**DATA SUPPLIED**

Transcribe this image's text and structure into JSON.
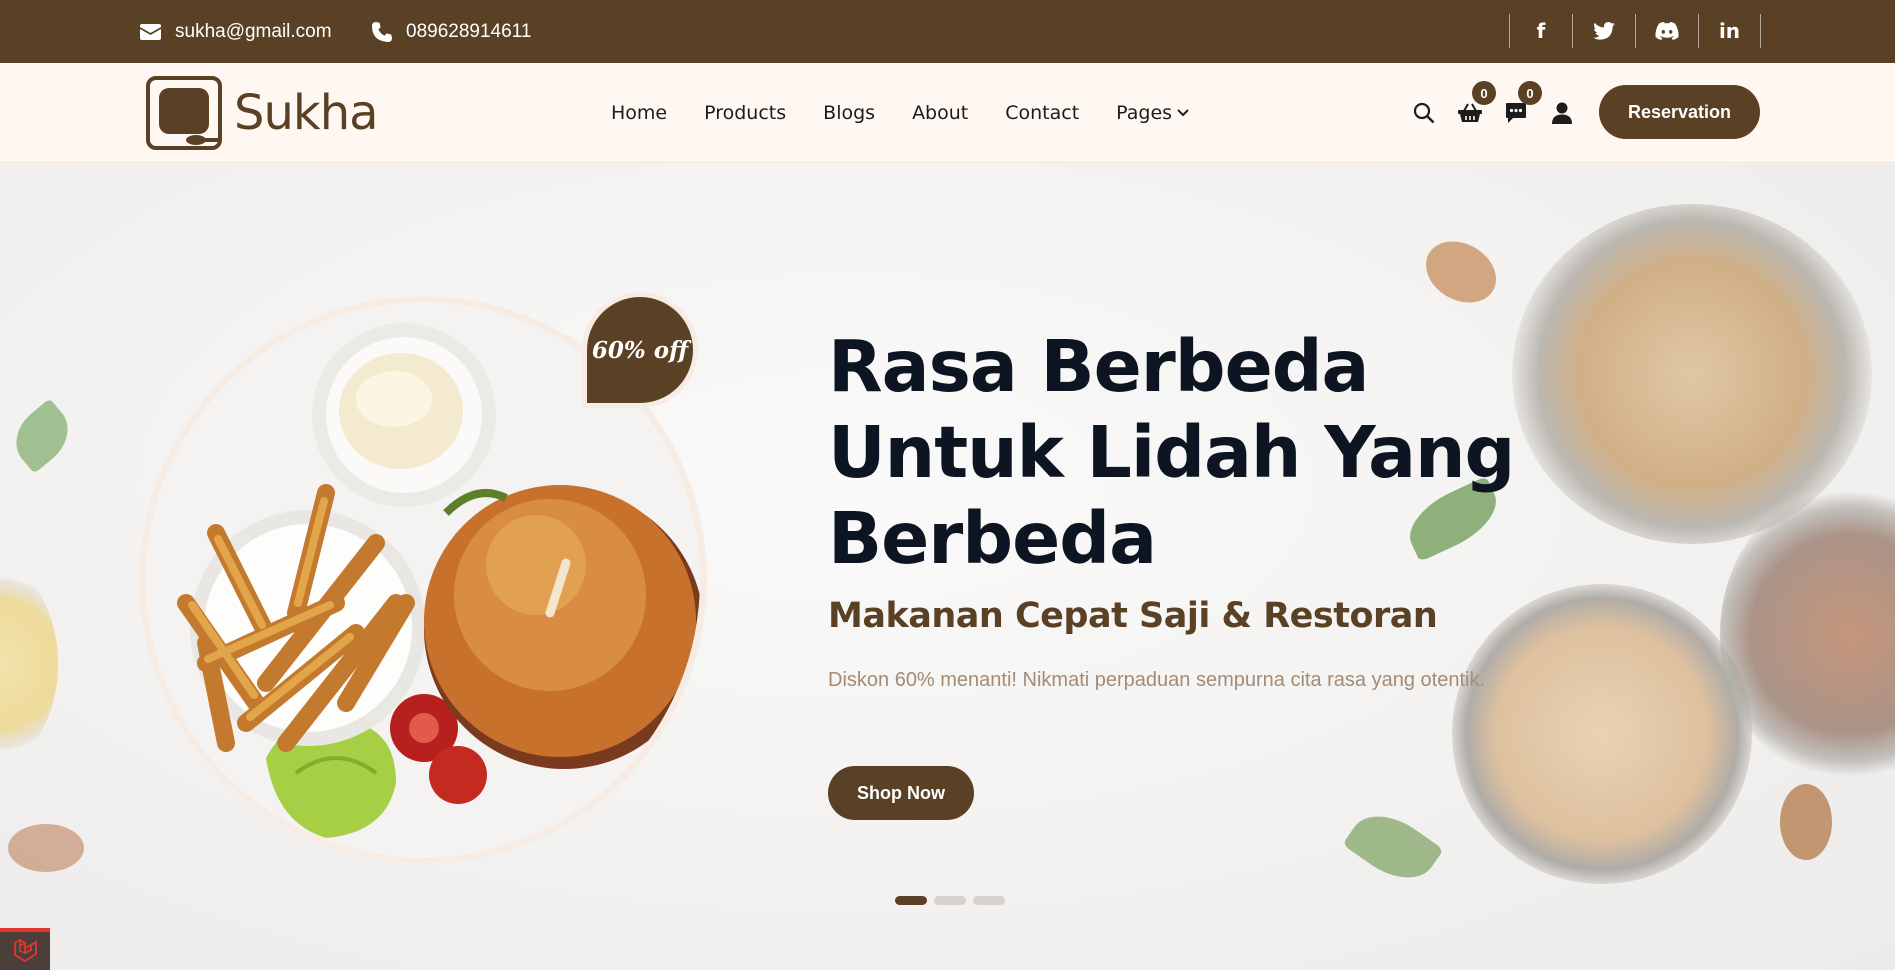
{
  "topbar": {
    "email": "sukha@gmail.com",
    "phone": "089628914611",
    "socials": [
      {
        "icon": "facebook-icon",
        "glyph": "f"
      },
      {
        "icon": "twitter-icon",
        "glyph": ""
      },
      {
        "icon": "discord-icon",
        "glyph": ""
      },
      {
        "icon": "linkedin-icon",
        "glyph": "in"
      }
    ]
  },
  "nav": {
    "brand": "Sukha",
    "items": [
      "Home",
      "Products",
      "Blogs",
      "About",
      "Contact",
      "Pages"
    ],
    "cart_count": "0",
    "chat_count": "0",
    "reservation_label": "Reservation"
  },
  "hero": {
    "badge": "60% off",
    "title": "Rasa Berbeda Untuk Lidah Yang Berbeda",
    "subtitle": "Makanan Cepat Saji & Restoran",
    "description": "Diskon 60% menanti! Nikmati perpaduan sempurna cita rasa yang otentik.",
    "cta_label": "Shop Now",
    "slides": 3,
    "active_slide": 1
  },
  "colors": {
    "brand": "#5a4024",
    "heading": "#0d1522",
    "muted": "#a58b76",
    "nav_bg": "#fff8f2"
  }
}
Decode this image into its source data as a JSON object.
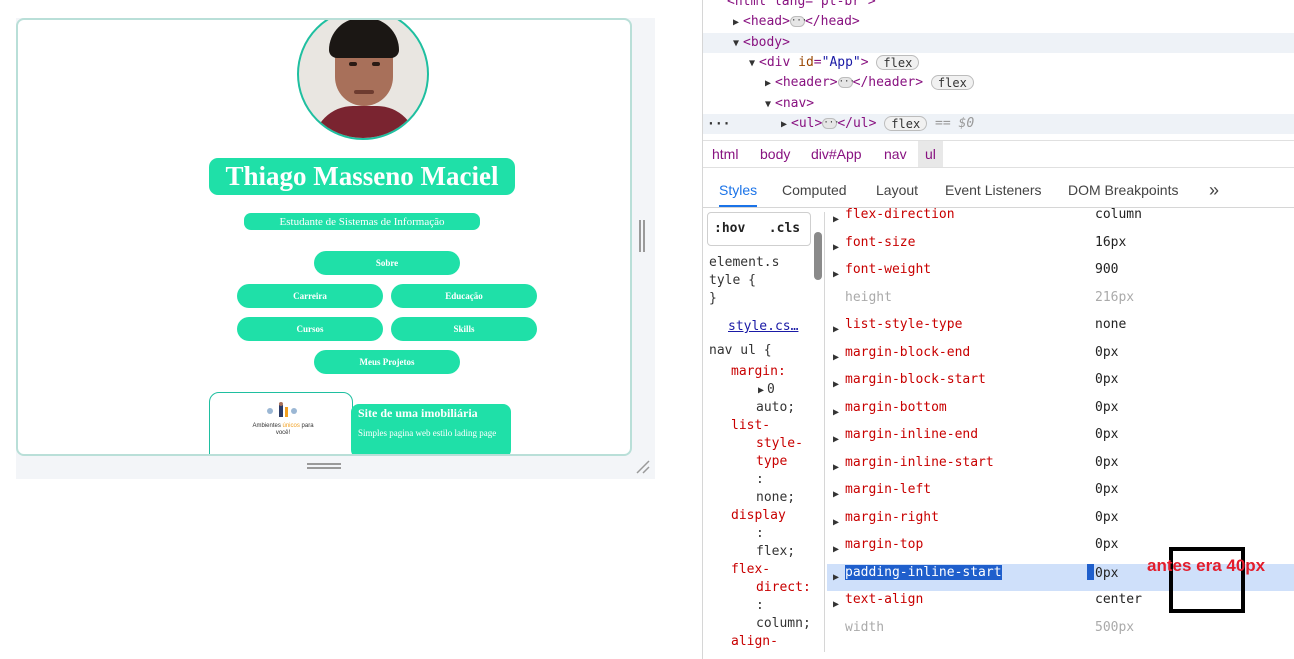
{
  "viewport": {
    "profile_name": "Thiago Masseno Maciel",
    "profile_subtitle": "Estudante de Sistemas de Informação",
    "nav_buttons": [
      "Sobre",
      "Carreira",
      "Educação",
      "Cursos",
      "Skills",
      "Meus Projetos"
    ],
    "project": {
      "thumb_text_a": "Ambientes",
      "thumb_text_b": "únicos",
      "thumb_text_c": "para você!",
      "title": "Site de uma imobiliária",
      "description": "Simples pagina web estilo lading page"
    },
    "accent_color": "#1fe0a8"
  },
  "devtools": {
    "dom": {
      "html_tag": "<html lang=\"pt-br\">",
      "head_open": "<head>",
      "head_close": "</head>",
      "body_open": "<body>",
      "div_tag": "<div",
      "div_attr": "id",
      "div_val": "\"App\"",
      "div_end": ">",
      "header_open": "<header>",
      "header_close": "</header>",
      "nav_open": "<nav>",
      "ul_open": "<ul>",
      "ul_close": "</ul>",
      "flex_badge": "flex",
      "selected_marker": "== $0",
      "ellipsis": "···"
    },
    "breadcrumbs": [
      "html",
      "body",
      "div#App",
      "nav",
      "ul"
    ],
    "tabs": [
      "Styles",
      "Computed",
      "Layout",
      "Event Listeners",
      "DOM Breakpoints"
    ],
    "more_tabs_icon": "»",
    "filter": {
      "hov": ":hov",
      "cls": ".cls"
    },
    "styles_pane": {
      "element_style_1": "element.s",
      "element_style_2": "tyle {",
      "element_style_3": "}",
      "source_link": "style.cs…",
      "selector": "nav ul {",
      "lines": [
        "margin:",
        "0",
        "auto;",
        "list-",
        "style-",
        "type",
        ":",
        "none;",
        "display",
        ":",
        "flex;",
        "flex-",
        "direct:",
        ":",
        "column;",
        "align-"
      ]
    },
    "computed": [
      {
        "name": "flex-direction",
        "value": "column",
        "inherited": false
      },
      {
        "name": "font-size",
        "value": "16px",
        "inherited": false
      },
      {
        "name": "font-weight",
        "value": "900",
        "inherited": false
      },
      {
        "name": "height",
        "value": "216px",
        "inherited": true
      },
      {
        "name": "list-style-type",
        "value": "none",
        "inherited": false
      },
      {
        "name": "margin-block-end",
        "value": "0px",
        "inherited": false
      },
      {
        "name": "margin-block-start",
        "value": "0px",
        "inherited": false
      },
      {
        "name": "margin-bottom",
        "value": "0px",
        "inherited": false
      },
      {
        "name": "margin-inline-end",
        "value": "0px",
        "inherited": false
      },
      {
        "name": "margin-inline-start",
        "value": "0px",
        "inherited": false
      },
      {
        "name": "margin-left",
        "value": "0px",
        "inherited": false
      },
      {
        "name": "margin-right",
        "value": "0px",
        "inherited": false
      },
      {
        "name": "margin-top",
        "value": "0px",
        "inherited": false
      },
      {
        "name": "padding-inline-start",
        "value": "0px",
        "inherited": false,
        "selected": true
      },
      {
        "name": "text-align",
        "value": "center",
        "inherited": false
      },
      {
        "name": "width",
        "value": "500px",
        "inherited": true
      }
    ],
    "annotation": "antes era 40px"
  }
}
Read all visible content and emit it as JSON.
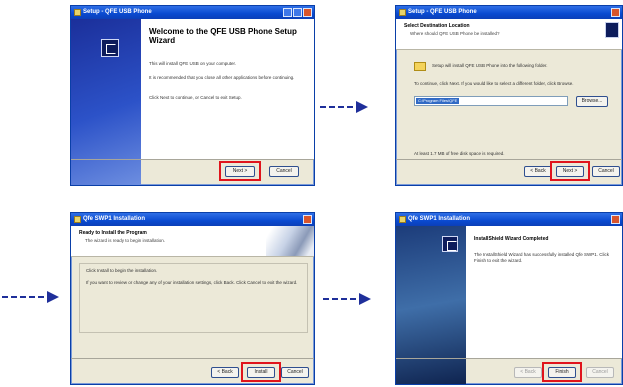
{
  "colors": {
    "highlight": "#e0141c",
    "arrow": "#1f2f9a",
    "titlebar": "#0a4ad0"
  },
  "step1": {
    "title": "Setup - QFE USB Phone",
    "heading": "Welcome to the QFE USB Phone Setup Wizard",
    "p1": "This will install QFE USB on your computer.",
    "p2": "It is recommended that you close all other applications before continuing.",
    "p3": "Click Next to continue, or Cancel to exit Setup.",
    "next": "Next >",
    "cancel": "Cancel"
  },
  "step2": {
    "title": "Setup - QFE USB Phone",
    "heading": "Select Destination Location",
    "subheading": "Where should QFE USB Phone be installed?",
    "info": "Setup will install QFE USB Phone into the following folder.",
    "instruction": "To continue, click Next. If you would like to select a different folder, click Browse.",
    "path": "C:\\Program Files\\QFE",
    "browse": "Browse...",
    "space": "At least 1.7 MB of free disk space is required.",
    "back": "< Back",
    "next": "Next >",
    "cancel": "Cancel"
  },
  "step3": {
    "title": "Qfe SWP1 Installation",
    "heading": "Ready to Install the Program",
    "subheading": "The wizard is ready to begin installation.",
    "p1": "Click Install to begin the installation.",
    "p2": "If you want to review or change any of your installation settings, click Back. Click Cancel to exit the wizard.",
    "back": "< Back",
    "install": "Install",
    "cancel": "Cancel"
  },
  "step4": {
    "title": "Qfe SWP1 Installation",
    "heading": "InstallShield Wizard Completed",
    "p1": "The InstallShield Wizard has successfully installed Qfe SWP1. Click Finish to exit the wizard.",
    "back": "< Back",
    "finish": "Finish",
    "cancel": "Cancel"
  }
}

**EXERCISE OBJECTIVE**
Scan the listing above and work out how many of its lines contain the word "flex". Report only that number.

**SOLVED EXERCISE**
4